Emilio Azcarraga-Jean, president and CEO of Televisa, envisioned Vanguardia as a forum to build and strengthen links between the future leaders of Latin America and the United States. The Vanguardia conference focuses on engaging college-level Latino students and encourages them to return to their native countries to become active in government and civic processes, which facilitates progress in industrial, technological and societal development.
Over the four days of the conference, the students discussed a range of issues including arts and culture, economics, politics, security, immigration and education. The discussions led to the drafting of policy recommendations that were presented to U.S. Secretary of Education Margaret Spellings; Jose Miguel Insulza, secretary general of the Organization of the American States; Arturo Sarukhan, Mexican ambassador to the U.S.; and Luis Alberto Moreno, president of the Inter American Development Bank.
In a report Osejo prepared for the Mexico Center, she discussed some of the conversations from the four-day conference. Her work group addressed three key topics including the fair treatment of immigrants between Mexico, the U.S. and Latin American countries; the improvement of education in underdeveloped areas; and the desegregation, integration and protection of Native American peoples.
Through four days with top academics, government officials, international delegates and corporate officers from the United States and Central and South America, the students had the opportunity to influence and advance the state of affairs in their native countries and received the inspiration to play an active role in the process of government.
The UTSA Mexico Center is a resource for scholars studying U.S.-Mexico relations and the interactions of the two societies. The lectures series is part of the center's goal to open dialogue to promote bilateral policies to resolve mutual concerns.

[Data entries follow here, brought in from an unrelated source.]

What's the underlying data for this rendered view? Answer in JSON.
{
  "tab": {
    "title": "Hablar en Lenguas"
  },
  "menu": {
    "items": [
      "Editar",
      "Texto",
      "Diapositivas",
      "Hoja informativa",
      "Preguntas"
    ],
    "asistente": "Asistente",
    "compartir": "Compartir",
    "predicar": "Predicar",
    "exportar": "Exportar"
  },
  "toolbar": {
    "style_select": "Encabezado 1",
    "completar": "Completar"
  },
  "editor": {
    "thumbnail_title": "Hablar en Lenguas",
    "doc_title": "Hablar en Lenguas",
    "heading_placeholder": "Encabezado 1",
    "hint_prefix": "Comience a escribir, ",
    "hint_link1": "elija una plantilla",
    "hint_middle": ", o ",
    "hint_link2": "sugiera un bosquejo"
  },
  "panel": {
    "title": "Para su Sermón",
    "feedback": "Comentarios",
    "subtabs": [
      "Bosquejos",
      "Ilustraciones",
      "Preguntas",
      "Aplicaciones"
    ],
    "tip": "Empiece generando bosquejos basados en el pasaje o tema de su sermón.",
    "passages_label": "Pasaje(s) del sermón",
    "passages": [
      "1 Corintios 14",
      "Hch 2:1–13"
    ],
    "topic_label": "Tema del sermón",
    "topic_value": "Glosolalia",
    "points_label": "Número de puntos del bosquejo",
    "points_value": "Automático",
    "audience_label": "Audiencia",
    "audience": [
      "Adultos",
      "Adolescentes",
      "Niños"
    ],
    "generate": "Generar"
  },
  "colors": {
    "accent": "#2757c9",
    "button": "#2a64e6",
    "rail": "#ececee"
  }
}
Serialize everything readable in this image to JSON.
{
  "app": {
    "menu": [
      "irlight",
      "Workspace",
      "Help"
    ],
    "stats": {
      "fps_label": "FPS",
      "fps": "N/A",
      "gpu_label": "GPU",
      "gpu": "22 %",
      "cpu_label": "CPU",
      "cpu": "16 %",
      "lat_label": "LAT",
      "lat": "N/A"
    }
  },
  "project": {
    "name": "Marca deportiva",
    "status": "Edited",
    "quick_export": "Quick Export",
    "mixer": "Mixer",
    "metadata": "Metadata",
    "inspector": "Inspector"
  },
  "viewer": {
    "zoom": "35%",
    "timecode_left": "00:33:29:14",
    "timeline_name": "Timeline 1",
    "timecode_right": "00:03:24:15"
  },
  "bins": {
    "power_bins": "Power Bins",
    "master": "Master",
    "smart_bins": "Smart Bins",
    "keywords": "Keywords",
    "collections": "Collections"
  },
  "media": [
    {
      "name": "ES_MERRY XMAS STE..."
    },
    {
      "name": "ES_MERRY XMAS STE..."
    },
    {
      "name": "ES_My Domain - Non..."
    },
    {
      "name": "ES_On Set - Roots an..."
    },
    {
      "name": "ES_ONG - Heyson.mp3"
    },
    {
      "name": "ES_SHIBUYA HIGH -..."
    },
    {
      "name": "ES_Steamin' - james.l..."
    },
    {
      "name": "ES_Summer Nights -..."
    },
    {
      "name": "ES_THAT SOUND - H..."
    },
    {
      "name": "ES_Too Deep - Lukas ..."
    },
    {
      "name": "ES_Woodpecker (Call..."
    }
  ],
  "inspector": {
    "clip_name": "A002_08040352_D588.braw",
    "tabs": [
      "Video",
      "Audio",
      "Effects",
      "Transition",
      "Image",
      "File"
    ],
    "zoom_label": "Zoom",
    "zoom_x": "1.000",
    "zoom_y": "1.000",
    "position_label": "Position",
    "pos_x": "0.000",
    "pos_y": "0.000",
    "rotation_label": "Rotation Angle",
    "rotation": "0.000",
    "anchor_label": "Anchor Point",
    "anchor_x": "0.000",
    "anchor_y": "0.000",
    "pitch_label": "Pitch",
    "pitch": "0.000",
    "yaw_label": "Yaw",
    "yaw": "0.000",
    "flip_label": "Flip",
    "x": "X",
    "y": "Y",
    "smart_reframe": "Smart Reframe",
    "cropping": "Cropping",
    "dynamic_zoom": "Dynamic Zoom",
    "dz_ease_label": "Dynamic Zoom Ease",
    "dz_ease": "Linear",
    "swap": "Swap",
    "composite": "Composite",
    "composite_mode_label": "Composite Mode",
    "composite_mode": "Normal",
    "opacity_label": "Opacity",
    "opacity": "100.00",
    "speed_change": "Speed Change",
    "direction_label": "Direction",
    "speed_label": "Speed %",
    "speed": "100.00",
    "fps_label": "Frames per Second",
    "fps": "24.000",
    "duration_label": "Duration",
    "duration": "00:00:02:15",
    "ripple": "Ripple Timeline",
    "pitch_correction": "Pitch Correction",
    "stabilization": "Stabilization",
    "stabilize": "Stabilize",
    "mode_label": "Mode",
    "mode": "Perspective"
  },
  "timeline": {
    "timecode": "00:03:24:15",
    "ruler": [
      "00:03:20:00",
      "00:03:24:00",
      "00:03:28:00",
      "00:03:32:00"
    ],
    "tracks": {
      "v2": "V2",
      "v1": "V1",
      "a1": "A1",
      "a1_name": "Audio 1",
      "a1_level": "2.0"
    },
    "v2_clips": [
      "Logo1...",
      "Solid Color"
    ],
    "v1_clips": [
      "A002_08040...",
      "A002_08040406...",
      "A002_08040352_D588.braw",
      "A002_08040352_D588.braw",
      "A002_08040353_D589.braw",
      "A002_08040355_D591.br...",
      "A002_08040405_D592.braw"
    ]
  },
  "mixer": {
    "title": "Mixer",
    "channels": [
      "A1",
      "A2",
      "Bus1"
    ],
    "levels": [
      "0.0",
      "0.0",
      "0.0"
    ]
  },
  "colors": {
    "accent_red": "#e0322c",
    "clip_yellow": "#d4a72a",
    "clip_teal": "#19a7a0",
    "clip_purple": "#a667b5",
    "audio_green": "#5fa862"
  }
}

The center provides scholarships and research fellowships and facilitates travel and lodging for students and researchers to consult with experts in Mexico.
For more information, visit the UTSA Mexico Center Web site, which includes information on fellowships, scholarships, study-abroad opportunities and an events calendar.